NOSES STUDYING AGAIN TODAY

IN POPULAR CULTURE


WHILE  looking at NOSES  again today I came across this famous amusing painting of a nose . . .therefore I am spending a little time today leaning again about this famous  Belgian artist  who influenced many modern POP artists of today . . .

Some more background to his work can be found online if you would care to read a bit more as I have . . . .

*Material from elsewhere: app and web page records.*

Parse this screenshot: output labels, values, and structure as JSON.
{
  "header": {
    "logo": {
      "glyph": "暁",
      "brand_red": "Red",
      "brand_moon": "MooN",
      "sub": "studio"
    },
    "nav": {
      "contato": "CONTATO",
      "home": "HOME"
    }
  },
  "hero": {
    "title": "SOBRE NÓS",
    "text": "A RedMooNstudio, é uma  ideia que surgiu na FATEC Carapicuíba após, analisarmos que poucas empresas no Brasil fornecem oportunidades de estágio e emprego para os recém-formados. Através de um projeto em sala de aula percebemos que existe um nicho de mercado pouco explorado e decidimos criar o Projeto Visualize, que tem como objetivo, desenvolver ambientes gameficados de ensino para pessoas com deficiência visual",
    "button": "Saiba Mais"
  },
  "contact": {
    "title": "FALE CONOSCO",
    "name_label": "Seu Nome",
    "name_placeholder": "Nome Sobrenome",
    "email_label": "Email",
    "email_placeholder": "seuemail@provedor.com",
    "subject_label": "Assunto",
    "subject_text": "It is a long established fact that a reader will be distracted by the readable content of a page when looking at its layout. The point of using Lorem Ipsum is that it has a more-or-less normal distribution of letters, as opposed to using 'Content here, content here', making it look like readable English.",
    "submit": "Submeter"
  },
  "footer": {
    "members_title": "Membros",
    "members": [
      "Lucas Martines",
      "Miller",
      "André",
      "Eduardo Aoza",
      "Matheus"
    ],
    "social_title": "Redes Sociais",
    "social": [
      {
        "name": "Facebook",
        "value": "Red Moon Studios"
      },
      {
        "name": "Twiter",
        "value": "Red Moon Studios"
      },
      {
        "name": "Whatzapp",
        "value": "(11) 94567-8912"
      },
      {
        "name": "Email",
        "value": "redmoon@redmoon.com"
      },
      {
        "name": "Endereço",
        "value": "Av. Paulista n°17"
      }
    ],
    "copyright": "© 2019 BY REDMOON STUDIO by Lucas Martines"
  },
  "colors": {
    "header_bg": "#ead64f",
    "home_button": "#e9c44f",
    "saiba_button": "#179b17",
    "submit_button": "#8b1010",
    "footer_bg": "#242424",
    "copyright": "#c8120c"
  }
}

The 1960s brought a great increase in public awareness of Magritte's work.[8] Thanks to his "sound knowledge of how to present objects in a manner both suggestive and questioning," his works have been frequently adapted or plagiarized in advertisements, posters, book covers and the like.[18] Examples include album covers such as Beck-Ola by The Jeff Beck Group (reproducing Magritte's The Listening Room), Jackson Browne's 1974 album, Late for the Sky, with artwork inspired by Magritte's L'Empire des LumièresOregon's album Out of the Woods referring to Carte Blanche, and the Firesign Theatre's album Just Folks . . . A Firesign Chat based on The Mysteries of the Horizon.
Tom Stoppard has written a surrealist play called After Magritte.
Douglas Hofstadter's book Gödel, Escher, Bach uses Magritte works for many of its illustrations.
Paul Simon's song "Rene and Georgette Magritte with Their Dog after the War", inspired by a photograph of Magritte by Lothar Wolleh, appears on the 1983 album Hearts and Bones.
Magritte's imagery has inspired filmmakers ranging from the surrealist Marcel Mariën to mainstream directors such as Jean-Luc GodardAlain Robbe-Grillet,Bernardo BertolucciNicholas Roeg, and Terry Gilliam.[19][20][21]
According to Ellen Burstyn, in the 1998 documentary The Fear of God: 25 Years of "The Exorcist", the iconic poster shot for the film The Exorcist was inspired by Magritte's L'Empire des Lumières.